The only violations I know of came on moose hunts, where a person in an airplane was scouting for moose and relaying sightings to hunters on the ground.

Although airplanes were the issue in 2003, luckily, this law also prohibits the use of drones for hunting. But I don’t think it prohibits scouting for game with the use of a drone, before you start hunting. That is likely to become an issue in Maine, sometime in the future, as will the use of smart rifles.

It is tough for DIF&W to stay ahead of the technology, for sure, but it’s good to know that we did take steps years ago to prohibit some of these practices.


George Smith

About George Smith

George stepped down at the end of 2010 after 18 years as the executive director of the Sportsman’s Alliance of Maine to write full time. He writes a weekly editorial page column in the Kennebec Journal and Waterville Morning Sentinel, a weekly travel column in those same newspapers (with his wife Linda), monthly columns in The Maine Sportsman magazine, two outdoor news blogs (one on his website,, and one on the website of the Bangor Daily News), and special columns for many publications and newsletters. Islandport Press published a book of George's favorite columns, "A Life Lived Outdoors" in 2014. In 2014, George also won a Maine Press Association award for writing the state's bet sports blog.

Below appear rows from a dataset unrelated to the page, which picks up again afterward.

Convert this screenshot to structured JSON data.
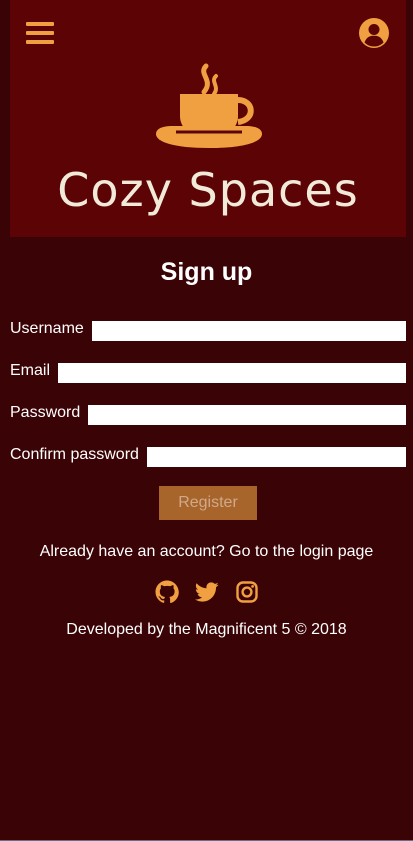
{
  "header": {
    "brand": "Cozy Spaces",
    "menu_icon": "hamburger-menu-icon",
    "user_icon": "user-circle-icon",
    "logo_icon": "coffee-cup-icon"
  },
  "form": {
    "title": "Sign up",
    "fields": [
      {
        "label": "Username",
        "value": ""
      },
      {
        "label": "Email",
        "value": ""
      },
      {
        "label": "Password",
        "value": ""
      },
      {
        "label": "Confirm password",
        "value": ""
      }
    ],
    "register_label": "Register"
  },
  "login": {
    "prompt": "Already have an account?",
    "link_text": "Go to the login page"
  },
  "social": [
    "github-icon",
    "twitter-icon",
    "instagram-icon"
  ],
  "footer": {
    "text": "Developed by the Magnificent 5 © 2018"
  },
  "colors": {
    "background": "#3a0306",
    "header_background": "#5b0305",
    "accent": "#f0a040",
    "button": "#a8652b"
  }
}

In 2016, Down East Books published George's book, Maine Sporting Camps, and Islandport Press published George and his wife Linda's travel book, Take It From ME, about their favorite Maine inns and restaurants.